Mike Huckabee: 'It Is Stupid' To Start Campaigning Early
WASHINGTON -- While there is considerable yearning among the political press for the 2012 Republican primary to begin in earnest, one of the major potential candidates said Wednesday that he's in no rush.
"I think it is stupid to get in too early," former Arkansas Gov. Mike Huckabee told a small group of reporters who stayed to talk after a briefing organized by the Christian Science Monitor.
Huckabee, who gained national attention -- and later, a contract with Fox News -- after winning the Iowa Republican presidential primary in 2008, said he thought President Barack Obama's incumbency would be difficult to overcome.
"He has got a clean shot all the way to November, doesn't have to spend hardly anything. He gets to run around being president flying around on Air Force One for the first nine months of 2012 ... making speeches, not even saying anything political, giving grants away, appointing people to things," Huckabee said of Obama. "I've been an incumbent governor. It is a sweet gig, let me tell you. It is a whole lot better if you've got the job then if you just want to knock the guy out who has it."
The structure of the GOP primary system also encouraged delay, Huckabee said, noting that it is no longer stacked with winner-take-all-delegates states.
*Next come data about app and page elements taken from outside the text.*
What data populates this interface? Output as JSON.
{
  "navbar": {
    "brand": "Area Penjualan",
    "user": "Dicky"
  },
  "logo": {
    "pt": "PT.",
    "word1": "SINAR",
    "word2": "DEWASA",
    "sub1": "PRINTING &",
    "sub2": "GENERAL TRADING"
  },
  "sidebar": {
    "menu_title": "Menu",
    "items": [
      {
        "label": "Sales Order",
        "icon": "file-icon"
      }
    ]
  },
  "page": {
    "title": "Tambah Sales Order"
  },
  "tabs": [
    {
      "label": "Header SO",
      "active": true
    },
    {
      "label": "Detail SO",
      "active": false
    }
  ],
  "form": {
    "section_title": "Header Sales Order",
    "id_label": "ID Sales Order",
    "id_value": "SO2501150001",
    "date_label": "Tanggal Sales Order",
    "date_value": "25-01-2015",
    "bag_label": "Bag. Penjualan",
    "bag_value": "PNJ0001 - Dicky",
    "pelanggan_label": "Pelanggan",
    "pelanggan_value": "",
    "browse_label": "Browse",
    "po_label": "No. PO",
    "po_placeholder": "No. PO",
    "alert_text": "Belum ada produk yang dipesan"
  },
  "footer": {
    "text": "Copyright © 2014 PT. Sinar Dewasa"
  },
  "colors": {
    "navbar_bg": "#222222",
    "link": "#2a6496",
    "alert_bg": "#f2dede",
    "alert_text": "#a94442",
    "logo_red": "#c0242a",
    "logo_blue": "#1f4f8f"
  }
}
Some traditionally Democratic enclaves will now require candidates to compete, making a longer nomination fight more likely.
"This could be a protracted event," Huckabee said. "How can you sustain this thing for a long period of time?" Longer campaigns also require more funds to support them, the former governor observed, and money is tougher to come by in a broader field of candidates.
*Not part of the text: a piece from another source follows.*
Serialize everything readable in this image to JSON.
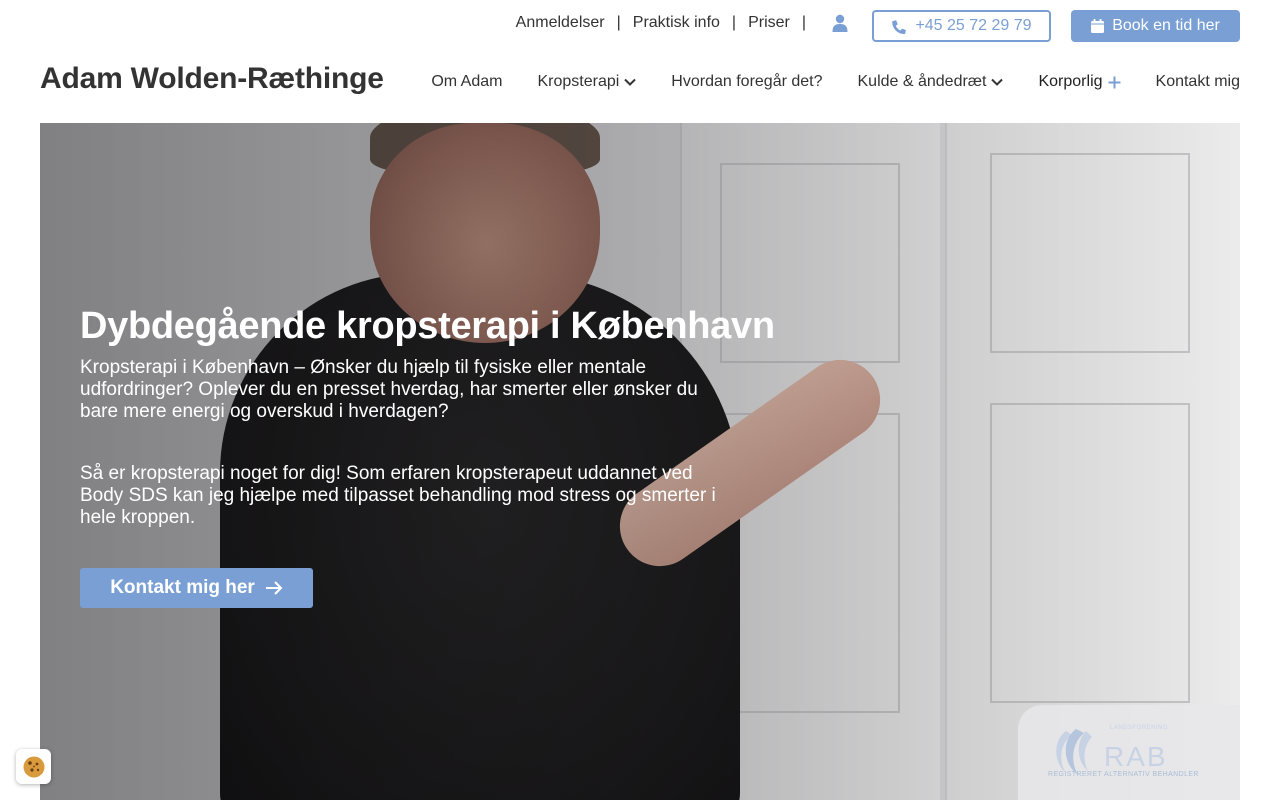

And Huckabee doesn't seem to think he needs to expose himself to as much attention as possible. "It doesn't make sense unless you are so poorly known that you have to go out and wave your arms in front of everybody else and say, 'Look at me, I'm here.' I'm in a very different position than I was four years ago," he said.
Indeed, whereas in 2008 Huckabee jumped into the fray early, he is now a known quantity with Fox's megaphone to conservatives at his disposal. He ranks at or near the top of most public opinion polls on 2012 GOP contenders.
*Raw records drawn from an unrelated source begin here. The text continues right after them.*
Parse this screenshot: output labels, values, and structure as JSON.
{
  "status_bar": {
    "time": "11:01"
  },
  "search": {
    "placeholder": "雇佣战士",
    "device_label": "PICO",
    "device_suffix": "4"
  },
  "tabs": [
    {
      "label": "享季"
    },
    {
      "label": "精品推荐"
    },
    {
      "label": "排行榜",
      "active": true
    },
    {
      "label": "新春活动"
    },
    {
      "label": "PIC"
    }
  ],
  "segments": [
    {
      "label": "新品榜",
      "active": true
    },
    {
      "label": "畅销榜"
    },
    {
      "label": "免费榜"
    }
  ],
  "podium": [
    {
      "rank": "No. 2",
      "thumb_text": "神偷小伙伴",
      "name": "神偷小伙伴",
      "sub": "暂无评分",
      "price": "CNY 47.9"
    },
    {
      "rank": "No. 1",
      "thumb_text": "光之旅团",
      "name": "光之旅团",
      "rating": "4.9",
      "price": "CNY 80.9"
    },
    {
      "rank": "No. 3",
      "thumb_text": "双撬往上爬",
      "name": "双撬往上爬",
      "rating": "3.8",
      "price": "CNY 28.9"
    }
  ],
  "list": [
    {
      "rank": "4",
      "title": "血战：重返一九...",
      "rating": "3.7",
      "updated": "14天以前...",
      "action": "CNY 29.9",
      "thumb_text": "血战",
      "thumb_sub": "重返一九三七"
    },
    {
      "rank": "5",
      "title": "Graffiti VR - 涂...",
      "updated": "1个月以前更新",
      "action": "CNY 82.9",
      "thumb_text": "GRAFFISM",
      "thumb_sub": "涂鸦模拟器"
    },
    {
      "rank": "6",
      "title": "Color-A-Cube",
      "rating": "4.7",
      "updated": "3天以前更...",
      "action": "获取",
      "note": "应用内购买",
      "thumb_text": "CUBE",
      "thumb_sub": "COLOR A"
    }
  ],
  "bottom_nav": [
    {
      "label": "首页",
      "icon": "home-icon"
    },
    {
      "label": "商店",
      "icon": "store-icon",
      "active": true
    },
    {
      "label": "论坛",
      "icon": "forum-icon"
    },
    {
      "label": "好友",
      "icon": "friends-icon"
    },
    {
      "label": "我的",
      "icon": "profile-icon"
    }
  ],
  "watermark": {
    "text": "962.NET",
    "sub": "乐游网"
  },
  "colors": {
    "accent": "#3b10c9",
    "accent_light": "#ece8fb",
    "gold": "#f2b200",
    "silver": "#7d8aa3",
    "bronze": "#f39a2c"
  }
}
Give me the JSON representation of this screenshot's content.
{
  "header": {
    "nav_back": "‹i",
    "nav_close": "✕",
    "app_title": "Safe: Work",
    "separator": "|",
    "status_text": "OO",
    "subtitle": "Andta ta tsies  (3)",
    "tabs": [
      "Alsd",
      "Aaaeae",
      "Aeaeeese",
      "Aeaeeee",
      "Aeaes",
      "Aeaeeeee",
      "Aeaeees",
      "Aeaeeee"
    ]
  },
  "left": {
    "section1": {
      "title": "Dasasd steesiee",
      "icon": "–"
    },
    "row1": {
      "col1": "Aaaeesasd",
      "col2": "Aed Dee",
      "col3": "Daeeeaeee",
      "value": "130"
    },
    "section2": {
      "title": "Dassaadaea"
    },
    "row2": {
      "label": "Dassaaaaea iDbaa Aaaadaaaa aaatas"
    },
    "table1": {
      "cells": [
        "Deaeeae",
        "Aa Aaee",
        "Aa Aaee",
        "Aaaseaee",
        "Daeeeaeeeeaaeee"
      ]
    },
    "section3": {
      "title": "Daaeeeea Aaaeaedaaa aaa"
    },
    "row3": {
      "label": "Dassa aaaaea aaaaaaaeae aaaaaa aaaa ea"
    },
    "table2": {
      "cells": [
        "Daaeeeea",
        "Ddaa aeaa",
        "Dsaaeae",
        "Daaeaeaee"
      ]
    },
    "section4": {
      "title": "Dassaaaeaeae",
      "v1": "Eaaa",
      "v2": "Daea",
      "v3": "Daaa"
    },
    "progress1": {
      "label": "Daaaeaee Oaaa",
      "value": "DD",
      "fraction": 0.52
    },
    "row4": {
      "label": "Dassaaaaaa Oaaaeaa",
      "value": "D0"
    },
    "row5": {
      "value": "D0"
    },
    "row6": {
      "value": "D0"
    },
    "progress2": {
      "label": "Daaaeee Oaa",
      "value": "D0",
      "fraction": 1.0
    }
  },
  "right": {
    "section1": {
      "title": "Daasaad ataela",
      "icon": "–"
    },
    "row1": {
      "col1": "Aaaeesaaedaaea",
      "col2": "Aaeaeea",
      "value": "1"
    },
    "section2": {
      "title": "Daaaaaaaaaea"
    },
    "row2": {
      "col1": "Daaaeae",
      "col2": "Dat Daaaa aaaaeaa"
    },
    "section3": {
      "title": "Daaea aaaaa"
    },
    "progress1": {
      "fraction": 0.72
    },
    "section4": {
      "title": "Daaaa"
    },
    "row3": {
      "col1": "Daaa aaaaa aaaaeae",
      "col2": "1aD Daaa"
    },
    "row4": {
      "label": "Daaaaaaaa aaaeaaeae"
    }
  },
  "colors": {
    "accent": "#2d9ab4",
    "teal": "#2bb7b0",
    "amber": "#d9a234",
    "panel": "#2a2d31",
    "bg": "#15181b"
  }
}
There are disadvantages, however, to being better known, Huckabee said. "The downside is, I'm doing three commentaries a day on 600 radio stations and a week of television every week. So I say a lot of stuff," he quipped. "I'm sure somebody is writing it all down."